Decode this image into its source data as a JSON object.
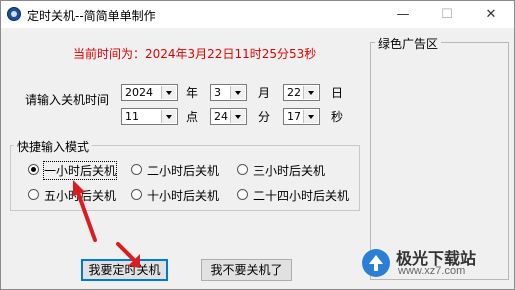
{
  "window": {
    "title": "定时关机--简简单单制作",
    "min_glyph": "—",
    "max_glyph": "☐",
    "close_glyph": "✕"
  },
  "current_time": "当前时间为：2024年3月22日11时25分53秒",
  "shutdown_time": {
    "label": "请输入关机时间",
    "year_value": "2024",
    "year_unit": "年",
    "month_value": "3",
    "month_unit": "月",
    "day_value": "22",
    "day_unit": "日",
    "hour_value": "11",
    "hour_unit": "点",
    "minute_value": "24",
    "minute_unit": "分",
    "second_value": "17",
    "second_unit": "秒"
  },
  "quick_input": {
    "title": "快捷输入模式",
    "options": [
      {
        "label": "一小时后关机",
        "checked": true
      },
      {
        "label": "二小时后关机",
        "checked": false
      },
      {
        "label": "三小时后关机",
        "checked": false
      },
      {
        "label": "五小时后关机",
        "checked": false
      },
      {
        "label": "十小时后关机",
        "checked": false
      },
      {
        "label": "二十四小时后关机",
        "checked": false
      }
    ]
  },
  "ad_area": {
    "title": "绿色广告区"
  },
  "buttons": {
    "shutdown": "我要定时关机",
    "cancel": "我不要关机了"
  },
  "watermark": {
    "brand": "极光下载站",
    "url": "www.xz7.com"
  },
  "colors": {
    "current_time_text": "#e00000",
    "annotation_arrow": "#d81e1e",
    "default_button_border": "#0078d7"
  }
}
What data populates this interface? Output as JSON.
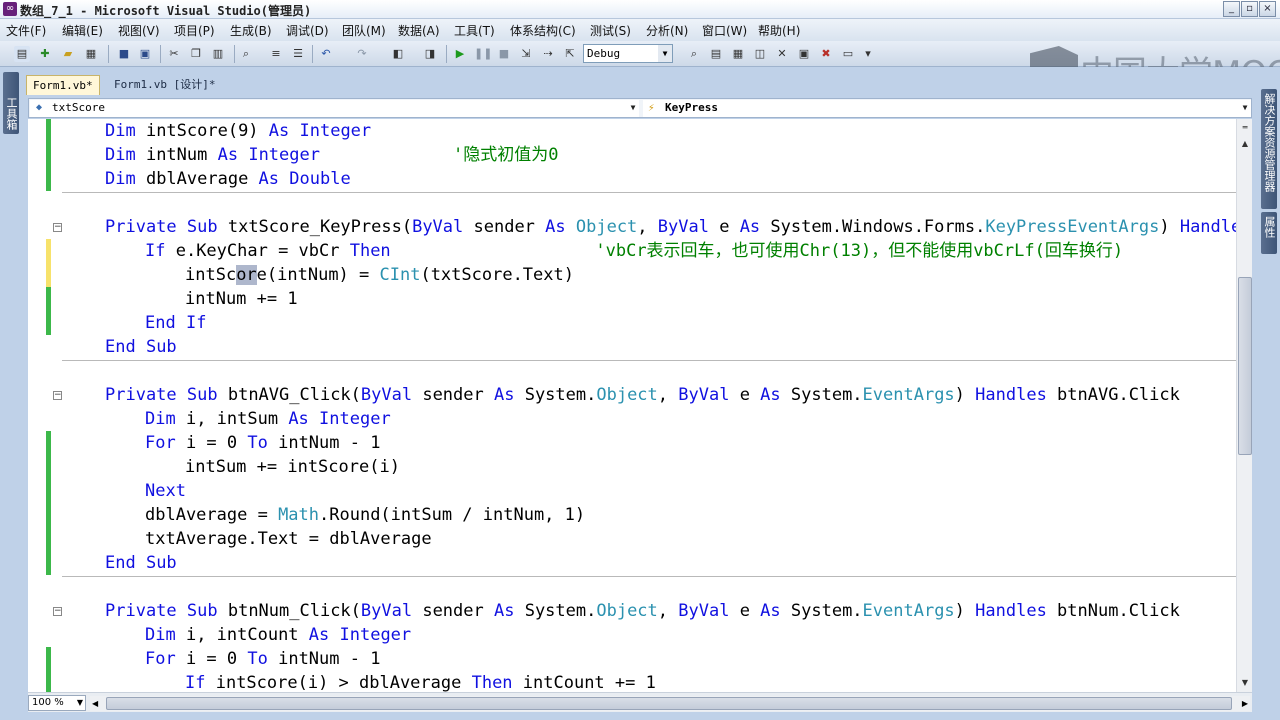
{
  "window": {
    "title": "数组_7_1 - Microsoft Visual Studio(管理员)",
    "app_icon": "visual-studio-icon",
    "buttons": [
      "_",
      "▫",
      "×"
    ]
  },
  "menu": [
    "文件(F)",
    "编辑(E)",
    "视图(V)",
    "项目(P)",
    "生成(B)",
    "调试(D)",
    "团队(M)",
    "数据(A)",
    "工具(T)",
    "体系结构(C)",
    "测试(S)",
    "分析(N)",
    "窗口(W)",
    "帮助(H)"
  ],
  "toolbar": {
    "config": "Debug"
  },
  "watermark": "中国大学MOOC",
  "side_panels": {
    "toolbox": "工具箱",
    "solution_explorer": "解决方案资源管理器",
    "properties": "属性"
  },
  "tabs": {
    "active": "Form1.vb*",
    "design": "Form1.vb [设计]*"
  },
  "nav": {
    "object": "txtScore",
    "event": "KeyPress"
  },
  "code": [
    {
      "indent": 1,
      "tokens": [
        [
          "kw",
          "Dim"
        ],
        [
          "",
          "intScore(9) "
        ],
        [
          "kw",
          "As"
        ],
        [
          "",
          ""
        ],
        [
          "kw",
          "Integer"
        ]
      ]
    },
    {
      "indent": 1,
      "tokens": [
        [
          "kw",
          "Dim"
        ],
        [
          "",
          "intNum "
        ],
        [
          "kw",
          "As"
        ],
        [
          "",
          ""
        ],
        [
          "kw",
          "Integer"
        ],
        [
          "",
          "             "
        ],
        [
          "cm",
          "'隐式初值为0"
        ]
      ]
    },
    {
      "indent": 1,
      "tokens": [
        [
          "kw",
          "Dim"
        ],
        [
          "",
          "dblAverage "
        ],
        [
          "kw",
          "As"
        ],
        [
          "",
          ""
        ],
        [
          "kw",
          "Double"
        ]
      ]
    },
    {
      "indent": 0,
      "tokens": []
    },
    {
      "indent": 1,
      "tokens": [
        [
          "kw",
          "Private"
        ],
        [
          "",
          ""
        ],
        [
          "kw",
          "Sub"
        ],
        [
          "",
          "txtScore_KeyPress("
        ],
        [
          "kw",
          "ByVal"
        ],
        [
          "",
          "sender "
        ],
        [
          "kw",
          "As"
        ],
        [
          "",
          ""
        ],
        [
          "ty",
          "Object"
        ],
        [
          "",
          ", "
        ],
        [
          "kw",
          "ByVal"
        ],
        [
          "",
          "e "
        ],
        [
          "kw",
          "As"
        ],
        [
          "",
          "System.Windows.Forms."
        ],
        [
          "ty",
          "KeyPressEventArgs"
        ],
        [
          "",
          ") "
        ],
        [
          "kw",
          "Handles"
        ]
      ]
    },
    {
      "indent": 2,
      "tokens": [
        [
          "kw",
          "If"
        ],
        [
          "",
          "e.KeyChar = vbCr "
        ],
        [
          "kw",
          "Then"
        ],
        [
          "",
          "                    "
        ],
        [
          "cm",
          "'vbCr表示回车，也可使用Chr(13)，但不能使用vbCrLf(回车换行)"
        ]
      ]
    },
    {
      "indent": 3,
      "tokens": [
        [
          "",
          "intSc"
        ],
        [
          "hl",
          "or"
        ],
        [
          "",
          "e(intNum) = "
        ],
        [
          "ty",
          "CInt"
        ],
        [
          "",
          "(txtScore.Text)"
        ]
      ]
    },
    {
      "indent": 3,
      "tokens": [
        [
          "",
          "intNum += 1"
        ]
      ]
    },
    {
      "indent": 2,
      "tokens": [
        [
          "kw",
          "End"
        ],
        [
          "",
          ""
        ],
        [
          "kw",
          "If"
        ]
      ]
    },
    {
      "indent": 1,
      "tokens": [
        [
          "kw",
          "End"
        ],
        [
          "",
          ""
        ],
        [
          "kw",
          "Sub"
        ]
      ]
    },
    {
      "indent": 0,
      "tokens": []
    },
    {
      "indent": 1,
      "tokens": [
        [
          "kw",
          "Private"
        ],
        [
          "",
          ""
        ],
        [
          "kw",
          "Sub"
        ],
        [
          "",
          "btnAVG_Click("
        ],
        [
          "kw",
          "ByVal"
        ],
        [
          "",
          "sender "
        ],
        [
          "kw",
          "As"
        ],
        [
          "",
          "System."
        ],
        [
          "ty",
          "Object"
        ],
        [
          "",
          ", "
        ],
        [
          "kw",
          "ByVal"
        ],
        [
          "",
          "e "
        ],
        [
          "kw",
          "As"
        ],
        [
          "",
          "System."
        ],
        [
          "ty",
          "EventArgs"
        ],
        [
          "",
          ") "
        ],
        [
          "kw",
          "Handles"
        ],
        [
          "",
          "btnAVG.Click"
        ]
      ]
    },
    {
      "indent": 2,
      "tokens": [
        [
          "kw",
          "Dim"
        ],
        [
          "",
          "i, intSum "
        ],
        [
          "kw",
          "As"
        ],
        [
          "",
          ""
        ],
        [
          "kw",
          "Integer"
        ]
      ]
    },
    {
      "indent": 2,
      "tokens": [
        [
          "kw",
          "For"
        ],
        [
          "",
          "i = 0 "
        ],
        [
          "kw",
          "To"
        ],
        [
          "",
          "intNum - 1"
        ]
      ]
    },
    {
      "indent": 3,
      "tokens": [
        [
          "",
          "intSum += intScore(i)"
        ]
      ]
    },
    {
      "indent": 2,
      "tokens": [
        [
          "kw",
          "Next"
        ]
      ]
    },
    {
      "indent": 2,
      "tokens": [
        [
          "",
          "dblAverage = "
        ],
        [
          "ty",
          "Math"
        ],
        [
          "",
          ".Round(intSum / intNum, 1)"
        ]
      ]
    },
    {
      "indent": 2,
      "tokens": [
        [
          "",
          "txtAverage.Text = dblAverage"
        ]
      ]
    },
    {
      "indent": 1,
      "tokens": [
        [
          "kw",
          "End"
        ],
        [
          "",
          ""
        ],
        [
          "kw",
          "Sub"
        ]
      ]
    },
    {
      "indent": 0,
      "tokens": []
    },
    {
      "indent": 1,
      "tokens": [
        [
          "kw",
          "Private"
        ],
        [
          "",
          ""
        ],
        [
          "kw",
          "Sub"
        ],
        [
          "",
          "btnNum_Click("
        ],
        [
          "kw",
          "ByVal"
        ],
        [
          "",
          "sender "
        ],
        [
          "kw",
          "As"
        ],
        [
          "",
          "System."
        ],
        [
          "ty",
          "Object"
        ],
        [
          "",
          ", "
        ],
        [
          "kw",
          "ByVal"
        ],
        [
          "",
          "e "
        ],
        [
          "kw",
          "As"
        ],
        [
          "",
          "System."
        ],
        [
          "ty",
          "EventArgs"
        ],
        [
          "",
          ") "
        ],
        [
          "kw",
          "Handles"
        ],
        [
          "",
          "btnNum.Click"
        ]
      ]
    },
    {
      "indent": 2,
      "tokens": [
        [
          "kw",
          "Dim"
        ],
        [
          "",
          "i, intCount "
        ],
        [
          "kw",
          "As"
        ],
        [
          "",
          ""
        ],
        [
          "kw",
          "Integer"
        ]
      ]
    },
    {
      "indent": 2,
      "tokens": [
        [
          "kw",
          "For"
        ],
        [
          "",
          "i = 0 "
        ],
        [
          "kw",
          "To"
        ],
        [
          "",
          "intNum - 1"
        ]
      ]
    },
    {
      "indent": 3,
      "tokens": [
        [
          "kw",
          "If"
        ],
        [
          "",
          "intScore(i) > dblAverage "
        ],
        [
          "kw",
          "Then"
        ],
        [
          "",
          "intCount += 1"
        ]
      ]
    }
  ],
  "zoom": "100 %",
  "colors": {
    "keyword": "#1010e0",
    "type": "#2b91af",
    "comment": "#008000",
    "saved_change_bar": "#3cb84a",
    "unsaved_change_bar": "#f7e26b"
  }
}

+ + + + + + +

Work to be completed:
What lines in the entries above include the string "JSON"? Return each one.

Result below:
Decode this image into its source data as a JSON object.
What data populates this interface? Output as JSON.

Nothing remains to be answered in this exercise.